Data shown —
- Opening Delimiter -
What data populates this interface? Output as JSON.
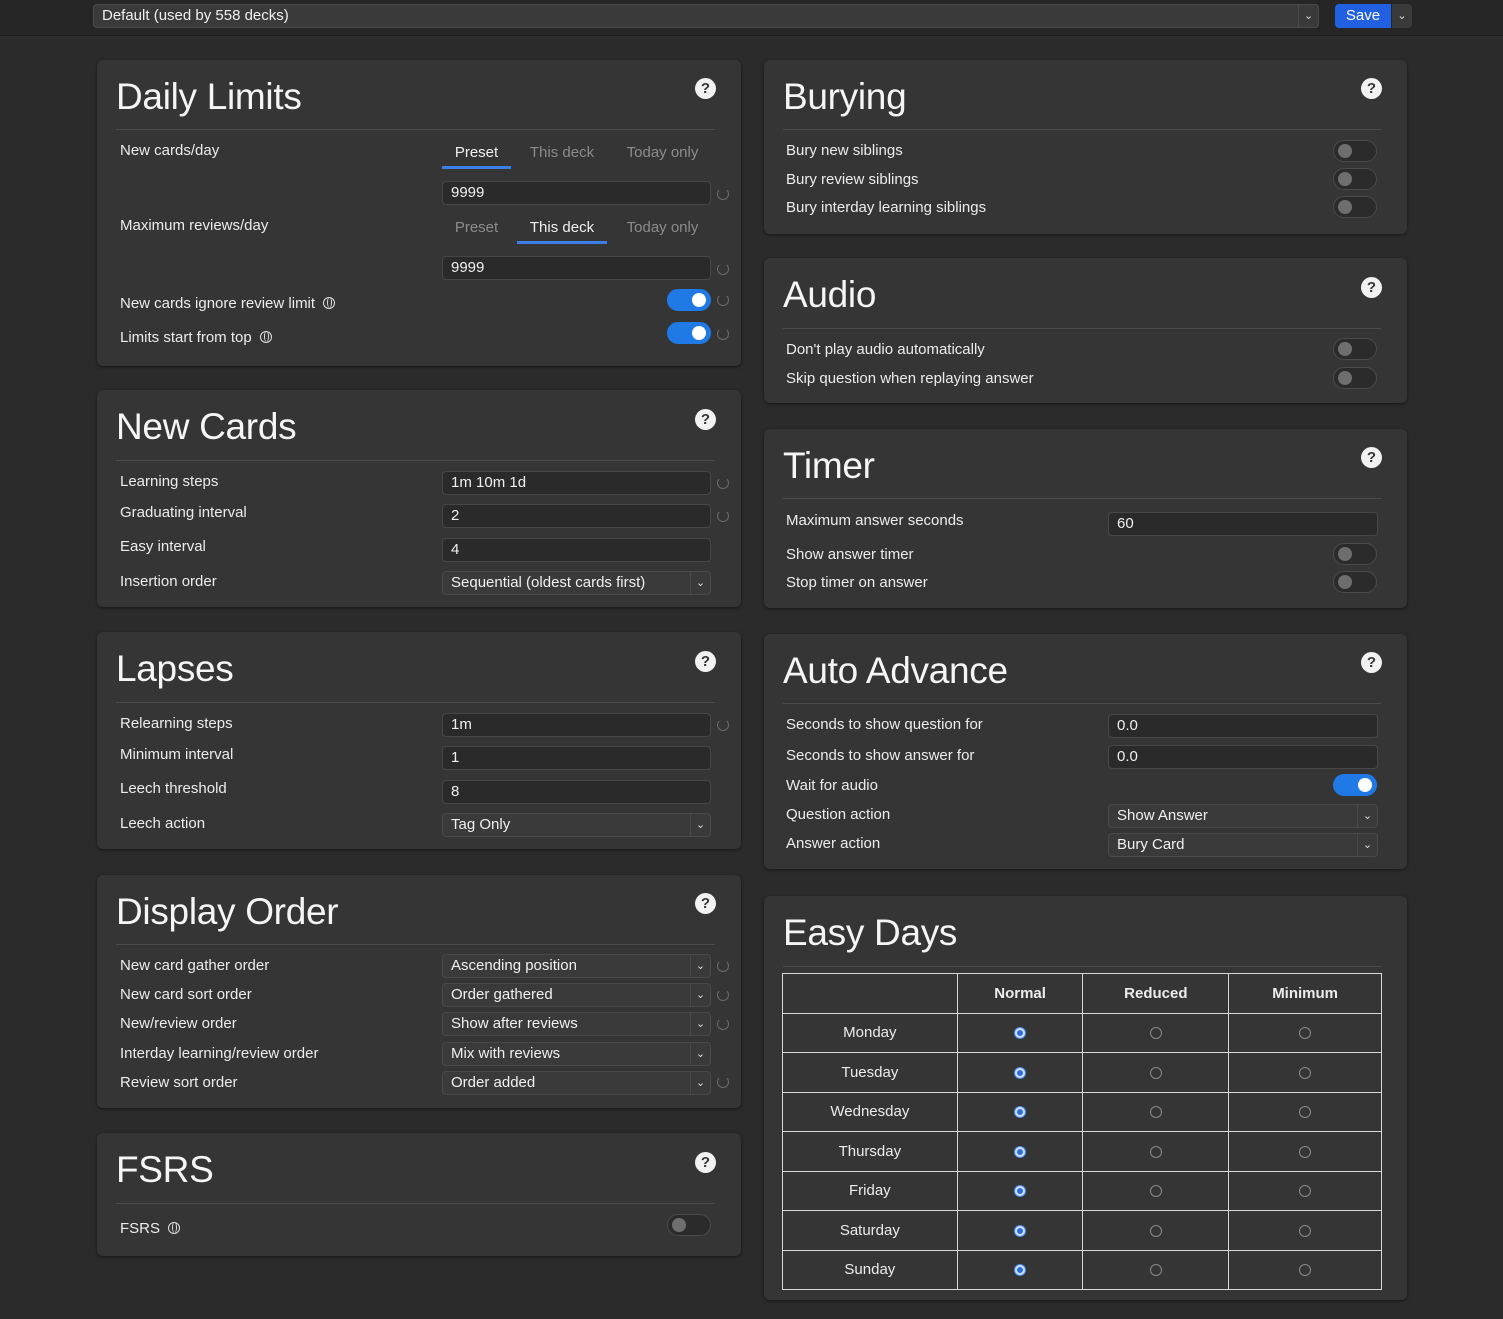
{
  "topbar": {
    "preset": "Default (used by 558 decks)",
    "save_label": "Save"
  },
  "daily_limits": {
    "title": "Daily Limits",
    "new_cards_label": "New cards/day",
    "new_tabs": [
      "Preset",
      "This deck",
      "Today only"
    ],
    "new_active_tab": "Preset",
    "new_value": "9999",
    "max_reviews_label": "Maximum reviews/day",
    "review_tabs": [
      "Preset",
      "This deck",
      "Today only"
    ],
    "review_active_tab": "This deck",
    "review_value": "9999",
    "ignore_review_limit_label": "New cards ignore review limit",
    "ignore_review_limit_on": true,
    "start_from_top_label": "Limits start from top",
    "start_from_top_on": true
  },
  "new_cards": {
    "title": "New Cards",
    "learning_steps_label": "Learning steps",
    "learning_steps_value": "1m 10m 1d",
    "graduating_label": "Graduating interval",
    "graduating_value": "2",
    "easy_label": "Easy interval",
    "easy_value": "4",
    "insertion_label": "Insertion order",
    "insertion_value": "Sequential (oldest cards first)"
  },
  "lapses": {
    "title": "Lapses",
    "relearning_label": "Relearning steps",
    "relearning_value": "1m",
    "min_interval_label": "Minimum interval",
    "min_interval_value": "1",
    "leech_threshold_label": "Leech threshold",
    "leech_threshold_value": "8",
    "leech_action_label": "Leech action",
    "leech_action_value": "Tag Only"
  },
  "display_order": {
    "title": "Display Order",
    "gather_label": "New card gather order",
    "gather_value": "Ascending position",
    "sort_label": "New card sort order",
    "sort_value": "Order gathered",
    "new_review_label": "New/review order",
    "new_review_value": "Show after reviews",
    "interday_label": "Interday learning/review order",
    "interday_value": "Mix with reviews",
    "review_sort_label": "Review sort order",
    "review_sort_value": "Order added"
  },
  "fsrs": {
    "title": "FSRS",
    "label": "FSRS",
    "on": false
  },
  "burying": {
    "title": "Burying",
    "new_siblings_label": "Bury new siblings",
    "review_siblings_label": "Bury review siblings",
    "interday_siblings_label": "Bury interday learning siblings"
  },
  "audio": {
    "title": "Audio",
    "dont_play_label": "Don't play audio automatically",
    "skip_question_label": "Skip question when replaying answer"
  },
  "timer": {
    "title": "Timer",
    "max_seconds_label": "Maximum answer seconds",
    "max_seconds_value": "60",
    "show_timer_label": "Show answer timer",
    "stop_timer_label": "Stop timer on answer"
  },
  "auto_advance": {
    "title": "Auto Advance",
    "question_seconds_label": "Seconds to show question for",
    "question_seconds_value": "0.0",
    "answer_seconds_label": "Seconds to show answer for",
    "answer_seconds_value": "0.0",
    "wait_audio_label": "Wait for audio",
    "wait_audio_on": true,
    "question_action_label": "Question action",
    "question_action_value": "Show Answer",
    "answer_action_label": "Answer action",
    "answer_action_value": "Bury Card"
  },
  "easy_days": {
    "title": "Easy Days",
    "columns": [
      "Normal",
      "Reduced",
      "Minimum"
    ],
    "days": [
      "Monday",
      "Tuesday",
      "Wednesday",
      "Thursday",
      "Friday",
      "Saturday",
      "Sunday"
    ],
    "selected": [
      "Normal",
      "Normal",
      "Normal",
      "Normal",
      "Normal",
      "Normal",
      "Normal"
    ]
  },
  "icons": {
    "help": "help-circle-icon",
    "globe": "globe-icon",
    "revert": "revert-icon",
    "chevron": "chevron-down-icon"
  },
  "colors": {
    "accent": "#2160e0",
    "toggle_on": "#1f7ae6",
    "background": "#2b2b2b",
    "card": "#353535"
  }
}
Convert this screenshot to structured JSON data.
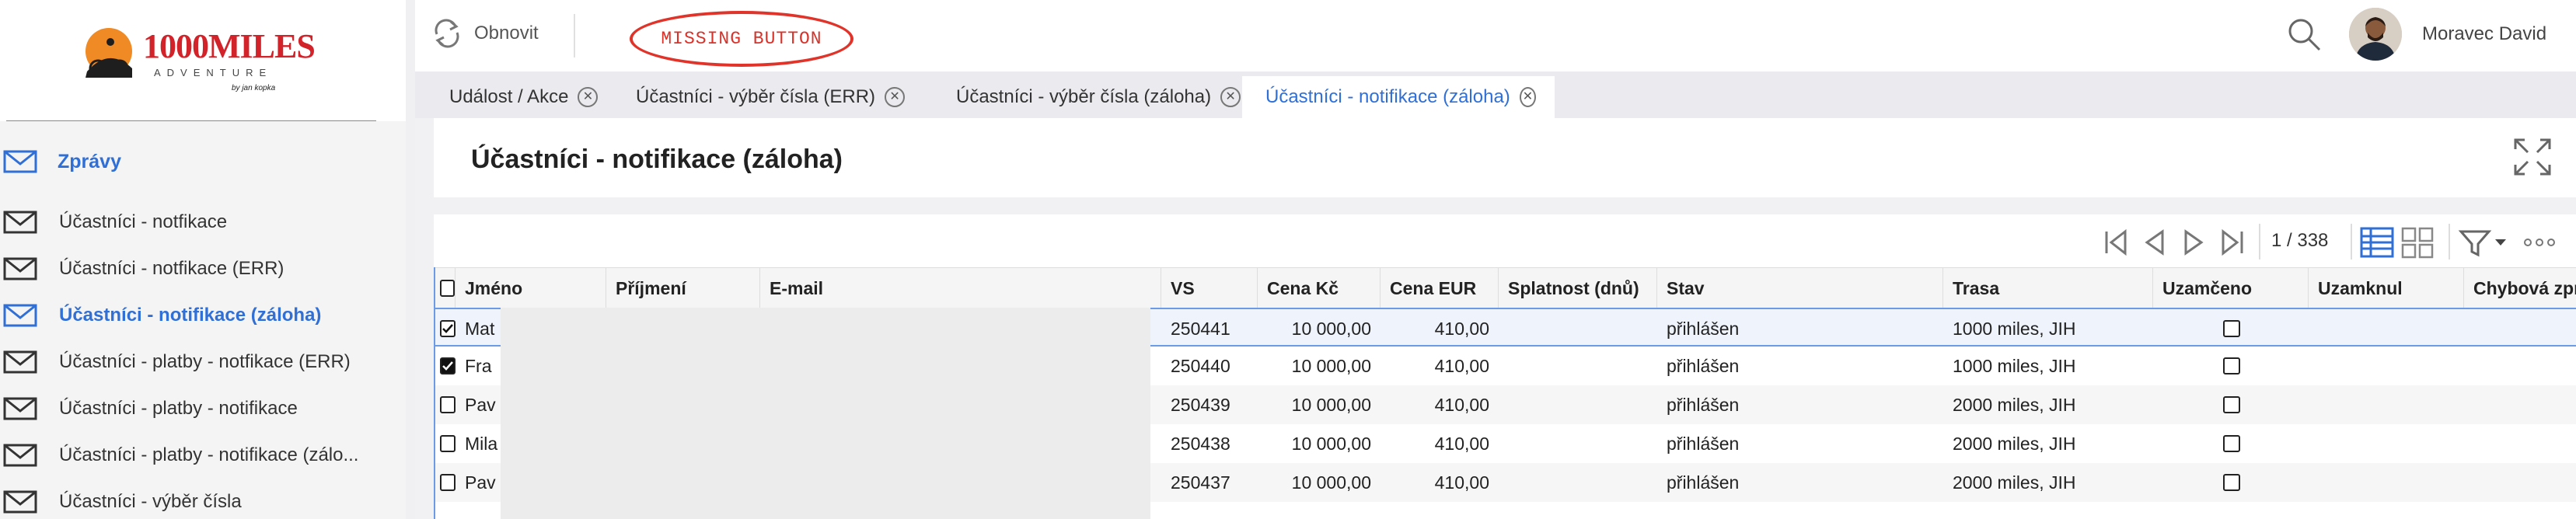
{
  "app": {
    "logo_text": "1000MILES",
    "logo_sub": "ADVENTURE",
    "logo_by": "by jan kopka"
  },
  "toolbar": {
    "refresh_label": "Obnovit",
    "missing_label": "MISSING BUTTON",
    "user_name": "Moravec David"
  },
  "sidebar": {
    "header": "Zprávy",
    "items": [
      {
        "label": "Účastníci - notfikace",
        "active": false
      },
      {
        "label": "Účastníci - notfikace (ERR)",
        "active": false
      },
      {
        "label": "Účastníci - notifikace (záloha)",
        "active": true
      },
      {
        "label": "Účastníci - platby - notfikace (ERR)",
        "active": false
      },
      {
        "label": "Účastníci - platby - notifikace",
        "active": false
      },
      {
        "label": "Účastníci - platby - notifikace (zálo...",
        "active": false
      },
      {
        "label": "Účastníci - výběr čísla",
        "active": false
      }
    ]
  },
  "tabs": [
    {
      "label": "Událost / Akce",
      "active": false
    },
    {
      "label": "Účastníci - výběr čísla (ERR)",
      "active": false
    },
    {
      "label": "Účastníci - výběr čísla (záloha)",
      "active": false
    },
    {
      "label": "Účastníci - notifikace (záloha)",
      "active": true
    }
  ],
  "page": {
    "title": "Účastníci - notifikace (záloha)",
    "pager": "1 / 338"
  },
  "table": {
    "columns": [
      "Jméno",
      "Příjmení",
      "E-mail",
      "VS",
      "Cena Kč",
      "Cena EUR",
      "Splatnost (dnů)",
      "Stav",
      "Trasa",
      "Uzamčeno",
      "Uzamknul",
      "Chybová zpráva"
    ],
    "rows": [
      {
        "checked": true,
        "jmeno": "Mat",
        "vs": "250441",
        "cena_kc": "10 000,00",
        "cena_eur": "410,00",
        "stav": "přihlášen",
        "trasa": "1000 miles, JIH"
      },
      {
        "checked": true,
        "jmeno": "Fra",
        "vs": "250440",
        "cena_kc": "10 000,00",
        "cena_eur": "410,00",
        "stav": "přihlášen",
        "trasa": "1000 miles, JIH"
      },
      {
        "checked": false,
        "jmeno": "Pav",
        "vs": "250439",
        "cena_kc": "10 000,00",
        "cena_eur": "410,00",
        "stav": "přihlášen",
        "trasa": "2000 miles, JIH"
      },
      {
        "checked": false,
        "jmeno": "Mila",
        "vs": "250438",
        "cena_kc": "10 000,00",
        "cena_eur": "410,00",
        "stav": "přihlášen",
        "trasa": "2000 miles, JIH"
      },
      {
        "checked": false,
        "jmeno": "Pav",
        "vs": "250437",
        "cena_kc": "10 000,00",
        "cena_eur": "410,00",
        "stav": "přihlášen",
        "trasa": "2000 miles, JIH"
      }
    ]
  },
  "colors": {
    "accent": "#2f6fd6",
    "missing": "#d8332b",
    "brand": "#d2232a"
  }
}
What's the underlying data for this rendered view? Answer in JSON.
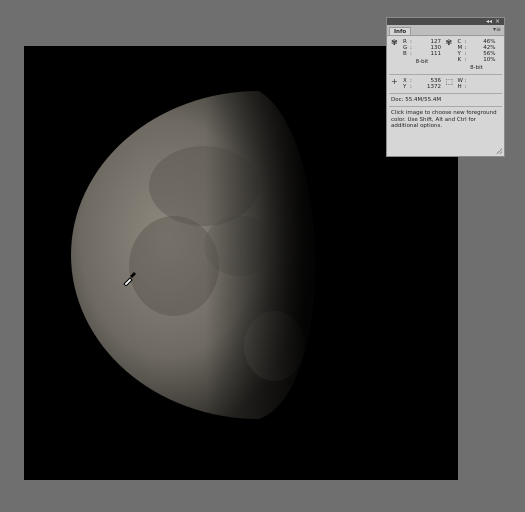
{
  "canvas": {
    "background": "#000000",
    "moon_tint": "#8f8a80"
  },
  "info_panel": {
    "tab_label": "Info",
    "strip_controls": [
      "◂◂",
      "×"
    ],
    "menu_icon": "▾≡",
    "rgb": [
      {
        "label": "R",
        "value": "127"
      },
      {
        "label": "G",
        "value": "130"
      },
      {
        "label": "B",
        "value": "111"
      }
    ],
    "rgb_bits": "8-bit",
    "cmyk": [
      {
        "label": "C",
        "value": "46%"
      },
      {
        "label": "M",
        "value": "42%"
      },
      {
        "label": "Y",
        "value": "56%"
      },
      {
        "label": "K",
        "value": "10%"
      }
    ],
    "cmyk_bits": "8-bit",
    "position": [
      {
        "label": "X",
        "value": "536"
      },
      {
        "label": "Y",
        "value": "1372"
      }
    ],
    "size": [
      {
        "label": "W",
        "value": ""
      },
      {
        "label": "H",
        "value": ""
      }
    ],
    "doc": "Doc: 55.4M/55.4M",
    "help": "Click image to choose new foreground color.  Use Shift, Alt and Ctrl for additional options."
  }
}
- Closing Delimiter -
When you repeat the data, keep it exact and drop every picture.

What data populates this interface? Output as JSON.
{
  "topbar": {
    "preset": "Default (used by 558 decks)",
    "save_label": "Save"
  },
  "daily_limits": {
    "title": "Daily Limits",
    "new_cards_label": "New cards/day",
    "new_tabs": [
      "Preset",
      "This deck",
      "Today only"
    ],
    "new_active_tab": "Preset",
    "new_value": "9999",
    "max_reviews_label": "Maximum reviews/day",
    "review_tabs": [
      "Preset",
      "This deck",
      "Today only"
    ],
    "review_active_tab": "This deck",
    "review_value": "9999",
    "ignore_review_limit_label": "New cards ignore review limit",
    "ignore_review_limit_on": true,
    "start_from_top_label": "Limits start from top",
    "start_from_top_on": true
  },
  "new_cards": {
    "title": "New Cards",
    "learning_steps_label": "Learning steps",
    "learning_steps_value": "1m 10m 1d",
    "graduating_label": "Graduating interval",
    "graduating_value": "2",
    "easy_label": "Easy interval",
    "easy_value": "4",
    "insertion_label": "Insertion order",
    "insertion_value": "Sequential (oldest cards first)"
  },
  "lapses": {
    "title": "Lapses",
    "relearning_label": "Relearning steps",
    "relearning_value": "1m",
    "min_interval_label": "Minimum interval",
    "min_interval_value": "1",
    "leech_threshold_label": "Leech threshold",
    "leech_threshold_value": "8",
    "leech_action_label": "Leech action",
    "leech_action_value": "Tag Only"
  },
  "display_order": {
    "title": "Display Order",
    "gather_label": "New card gather order",
    "gather_value": "Ascending position",
    "sort_label": "New card sort order",
    "sort_value": "Order gathered",
    "new_review_label": "New/review order",
    "new_review_value": "Show after reviews",
    "interday_label": "Interday learning/review order",
    "interday_value": "Mix with reviews",
    "review_sort_label": "Review sort order",
    "review_sort_value": "Order added"
  },
  "fsrs": {
    "title": "FSRS",
    "label": "FSRS",
    "on": false
  },
  "burying": {
    "title": "Burying",
    "new_siblings_label": "Bury new siblings",
    "review_siblings_label": "Bury review siblings",
    "interday_siblings_label": "Bury interday learning siblings"
  },
  "audio": {
    "title": "Audio",
    "dont_play_label": "Don't play audio automatically",
    "skip_question_label": "Skip question when replaying answer"
  },
  "timer": {
    "title": "Timer",
    "max_seconds_label": "Maximum answer seconds",
    "max_seconds_value": "60",
    "show_timer_label": "Show answer timer",
    "stop_timer_label": "Stop timer on answer"
  },
  "auto_advance": {
    "title": "Auto Advance",
    "question_seconds_label": "Seconds to show question for",
    "question_seconds_value": "0.0",
    "answer_seconds_label": "Seconds to show answer for",
    "answer_seconds_value": "0.0",
    "wait_audio_label": "Wait for audio",
    "wait_audio_on": true,
    "question_action_label": "Question action",
    "question_action_value": "Show Answer",
    "answer_action_label": "Answer action",
    "answer_action_value": "Bury Card"
  },
  "easy_days": {
    "title": "Easy Days",
    "columns": [
      "Normal",
      "Reduced",
      "Minimum"
    ],
    "days": [
      "Monday",
      "Tuesday",
      "Wednesday",
      "Thursday",
      "Friday",
      "Saturday",
      "Sunday"
    ],
    "selected": [
      "Normal",
      "Normal",
      "Normal",
      "Normal",
      "Normal",
      "Normal",
      "Normal"
    ]
  },
  "icons": {
    "help": "help-circle-icon",
    "globe": "globe-icon",
    "revert": "revert-icon",
    "chevron": "chevron-down-icon"
  },
  "colors": {
    "accent": "#2160e0",
    "toggle_on": "#1f7ae6",
    "background": "#2b2b2b",
    "card": "#353535"
  }
}
Convert this screenshot to structured JSON data.
{
  "app": {
    "logo_text": "1000MILES",
    "logo_sub": "ADVENTURE",
    "logo_by": "by jan kopka"
  },
  "toolbar": {
    "refresh_label": "Obnovit",
    "missing_label": "MISSING BUTTON",
    "user_name": "Moravec David"
  },
  "sidebar": {
    "header": "Zprávy",
    "items": [
      {
        "label": "Účastníci - notfikace",
        "active": false
      },
      {
        "label": "Účastníci - notfikace (ERR)",
        "active": false
      },
      {
        "label": "Účastníci - notifikace (záloha)",
        "active": true
      },
      {
        "label": "Účastníci - platby - notfikace (ERR)",
        "active": false
      },
      {
        "label": "Účastníci - platby - notifikace",
        "active": false
      },
      {
        "label": "Účastníci - platby - notifikace (zálo...",
        "active": false
      },
      {
        "label": "Účastníci - výběr čísla",
        "active": false
      }
    ]
  },
  "tabs": [
    {
      "label": "Událost / Akce",
      "active": false
    },
    {
      "label": "Účastníci - výběr čísla (ERR)",
      "active": false
    },
    {
      "label": "Účastníci - výběr čísla (záloha)",
      "active": false
    },
    {
      "label": "Účastníci - notifikace (záloha)",
      "active": true
    }
  ],
  "page": {
    "title": "Účastníci - notifikace (záloha)",
    "pager": "1 / 338"
  },
  "table": {
    "columns": [
      "Jméno",
      "Příjmení",
      "E-mail",
      "VS",
      "Cena Kč",
      "Cena EUR",
      "Splatnost (dnů)",
      "Stav",
      "Trasa",
      "Uzamčeno",
      "Uzamknul",
      "Chybová zpráva"
    ],
    "rows": [
      {
        "checked": true,
        "jmeno": "Mat",
        "vs": "250441",
        "cena_kc": "10 000,00",
        "cena_eur": "410,00",
        "stav": "přihlášen",
        "trasa": "1000 miles, JIH"
      },
      {
        "checked": true,
        "jmeno": "Fra",
        "vs": "250440",
        "cena_kc": "10 000,00",
        "cena_eur": "410,00",
        "stav": "přihlášen",
        "trasa": "1000 miles, JIH"
      },
      {
        "checked": false,
        "jmeno": "Pav",
        "vs": "250439",
        "cena_kc": "10 000,00",
        "cena_eur": "410,00",
        "stav": "přihlášen",
        "trasa": "2000 miles, JIH"
      },
      {
        "checked": false,
        "jmeno": "Mila",
        "vs": "250438",
        "cena_kc": "10 000,00",
        "cena_eur": "410,00",
        "stav": "přihlášen",
        "trasa": "2000 miles, JIH"
      },
      {
        "checked": false,
        "jmeno": "Pav",
        "vs": "250437",
        "cena_kc": "10 000,00",
        "cena_eur": "410,00",
        "stav": "přihlášen",
        "trasa": "2000 miles, JIH"
      }
    ]
  },
  "colors": {
    "accent": "#2f6fd6",
    "missing": "#d8332b",
    "brand": "#d2232a"
  }
}
What's the underlying data for this rendered view? Answer in JSON.
{
  "canvas": {
    "background": "#000000",
    "moon_tint": "#8f8a80"
  },
  "info_panel": {
    "tab_label": "Info",
    "strip_controls": [
      "◂◂",
      "×"
    ],
    "menu_icon": "▾≡",
    "rgb": [
      {
        "label": "R",
        "value": "127"
      },
      {
        "label": "G",
        "value": "130"
      },
      {
        "label": "B",
        "value": "111"
      }
    ],
    "rgb_bits": "8-bit",
    "cmyk": [
      {
        "label": "C",
        "value": "46%"
      },
      {
        "label": "M",
        "value": "42%"
      },
      {
        "label": "Y",
        "value": "56%"
      },
      {
        "label": "K",
        "value": "10%"
      }
    ],
    "cmyk_bits": "8-bit",
    "position": [
      {
        "label": "X",
        "value": "536"
      },
      {
        "label": "Y",
        "value": "1372"
      }
    ],
    "size": [
      {
        "label": "W",
        "value": ""
      },
      {
        "label": "H",
        "value": ""
      }
    ],
    "doc": "Doc: 55.4M/55.4M",
    "help": "Click image to choose new foreground color.  Use Shift, Alt and Ctrl for additional options."
  }
}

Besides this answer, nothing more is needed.